## PROBLEM DESCRIPTION
Filtering the records below, copy only those lines that include the word "KNxxx".

· · · · · · ·

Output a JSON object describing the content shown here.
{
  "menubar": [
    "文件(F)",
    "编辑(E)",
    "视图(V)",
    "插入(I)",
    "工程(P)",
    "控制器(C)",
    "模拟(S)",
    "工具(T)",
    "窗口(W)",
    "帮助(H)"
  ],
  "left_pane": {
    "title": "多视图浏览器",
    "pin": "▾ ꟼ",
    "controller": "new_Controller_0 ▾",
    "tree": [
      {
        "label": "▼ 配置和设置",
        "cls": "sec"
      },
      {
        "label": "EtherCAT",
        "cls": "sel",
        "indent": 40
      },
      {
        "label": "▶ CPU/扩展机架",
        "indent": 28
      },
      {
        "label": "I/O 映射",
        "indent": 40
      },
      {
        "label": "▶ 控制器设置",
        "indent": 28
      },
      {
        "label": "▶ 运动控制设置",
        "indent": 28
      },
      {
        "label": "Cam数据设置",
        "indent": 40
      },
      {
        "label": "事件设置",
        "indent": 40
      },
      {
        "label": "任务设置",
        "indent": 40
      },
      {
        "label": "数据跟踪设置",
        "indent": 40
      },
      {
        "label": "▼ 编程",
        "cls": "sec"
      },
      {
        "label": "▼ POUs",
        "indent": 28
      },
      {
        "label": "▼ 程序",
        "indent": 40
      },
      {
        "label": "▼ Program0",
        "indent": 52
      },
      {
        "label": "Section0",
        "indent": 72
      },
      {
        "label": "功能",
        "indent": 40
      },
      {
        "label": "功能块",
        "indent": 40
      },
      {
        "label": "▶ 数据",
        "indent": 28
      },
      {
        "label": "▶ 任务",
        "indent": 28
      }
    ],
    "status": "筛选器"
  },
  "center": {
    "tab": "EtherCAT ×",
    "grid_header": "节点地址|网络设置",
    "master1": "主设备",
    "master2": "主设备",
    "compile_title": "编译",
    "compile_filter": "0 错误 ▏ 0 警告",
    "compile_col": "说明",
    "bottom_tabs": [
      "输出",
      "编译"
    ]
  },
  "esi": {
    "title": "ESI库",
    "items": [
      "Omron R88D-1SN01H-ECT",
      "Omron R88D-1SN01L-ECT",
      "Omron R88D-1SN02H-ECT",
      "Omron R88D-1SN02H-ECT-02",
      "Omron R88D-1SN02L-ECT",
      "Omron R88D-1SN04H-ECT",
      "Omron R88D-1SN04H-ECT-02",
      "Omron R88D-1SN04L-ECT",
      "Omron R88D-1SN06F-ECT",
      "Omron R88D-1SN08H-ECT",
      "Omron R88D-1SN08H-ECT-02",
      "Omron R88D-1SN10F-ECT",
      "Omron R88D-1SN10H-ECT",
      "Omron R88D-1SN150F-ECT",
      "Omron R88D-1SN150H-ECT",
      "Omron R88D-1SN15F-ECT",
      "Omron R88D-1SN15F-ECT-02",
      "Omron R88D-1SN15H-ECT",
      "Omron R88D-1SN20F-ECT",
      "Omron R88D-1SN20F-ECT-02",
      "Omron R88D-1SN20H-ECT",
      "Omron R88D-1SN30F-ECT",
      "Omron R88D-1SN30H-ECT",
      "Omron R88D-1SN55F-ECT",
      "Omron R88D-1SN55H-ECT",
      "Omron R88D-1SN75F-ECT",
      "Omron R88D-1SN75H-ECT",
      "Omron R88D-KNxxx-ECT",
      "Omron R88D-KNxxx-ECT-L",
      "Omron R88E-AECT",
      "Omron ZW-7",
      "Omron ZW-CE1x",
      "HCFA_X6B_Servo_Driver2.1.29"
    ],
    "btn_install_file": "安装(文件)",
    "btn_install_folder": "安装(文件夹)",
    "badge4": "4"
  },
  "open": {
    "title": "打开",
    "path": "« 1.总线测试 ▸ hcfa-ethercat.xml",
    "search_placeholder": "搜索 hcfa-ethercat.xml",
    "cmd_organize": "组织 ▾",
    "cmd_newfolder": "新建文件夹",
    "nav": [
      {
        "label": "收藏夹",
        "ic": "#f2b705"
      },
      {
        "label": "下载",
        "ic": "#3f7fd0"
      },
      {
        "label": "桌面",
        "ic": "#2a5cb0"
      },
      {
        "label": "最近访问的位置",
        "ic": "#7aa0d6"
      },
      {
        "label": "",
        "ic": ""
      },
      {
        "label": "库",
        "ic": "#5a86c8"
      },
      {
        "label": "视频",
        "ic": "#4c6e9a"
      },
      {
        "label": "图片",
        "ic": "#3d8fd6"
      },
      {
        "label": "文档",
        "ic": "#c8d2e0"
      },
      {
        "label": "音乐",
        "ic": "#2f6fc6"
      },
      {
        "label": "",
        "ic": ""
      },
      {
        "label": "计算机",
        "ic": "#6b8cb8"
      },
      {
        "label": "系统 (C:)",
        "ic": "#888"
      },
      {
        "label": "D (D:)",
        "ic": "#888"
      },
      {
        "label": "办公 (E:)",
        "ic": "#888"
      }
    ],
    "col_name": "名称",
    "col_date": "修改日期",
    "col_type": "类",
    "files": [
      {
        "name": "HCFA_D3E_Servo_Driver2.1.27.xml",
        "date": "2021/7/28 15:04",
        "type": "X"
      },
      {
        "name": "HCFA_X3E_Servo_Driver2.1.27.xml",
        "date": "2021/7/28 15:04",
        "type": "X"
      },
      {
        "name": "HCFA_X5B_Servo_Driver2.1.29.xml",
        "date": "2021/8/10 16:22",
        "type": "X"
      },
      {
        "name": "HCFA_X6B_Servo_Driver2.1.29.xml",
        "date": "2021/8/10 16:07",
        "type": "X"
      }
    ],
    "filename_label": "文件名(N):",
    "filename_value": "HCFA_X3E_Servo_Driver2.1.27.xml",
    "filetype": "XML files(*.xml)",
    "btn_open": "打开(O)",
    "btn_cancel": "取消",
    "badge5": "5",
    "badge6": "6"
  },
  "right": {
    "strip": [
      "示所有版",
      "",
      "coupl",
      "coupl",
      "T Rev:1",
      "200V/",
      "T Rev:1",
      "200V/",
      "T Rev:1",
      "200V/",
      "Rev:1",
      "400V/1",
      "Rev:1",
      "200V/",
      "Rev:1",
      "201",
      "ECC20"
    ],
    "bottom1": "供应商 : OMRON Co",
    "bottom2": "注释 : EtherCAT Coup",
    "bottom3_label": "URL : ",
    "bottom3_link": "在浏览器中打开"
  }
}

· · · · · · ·

## WRITTEN ANSWER
      "Omron R88D-KNxxx-ECT",
      "Omron R88D-KNxxx-ECT-L",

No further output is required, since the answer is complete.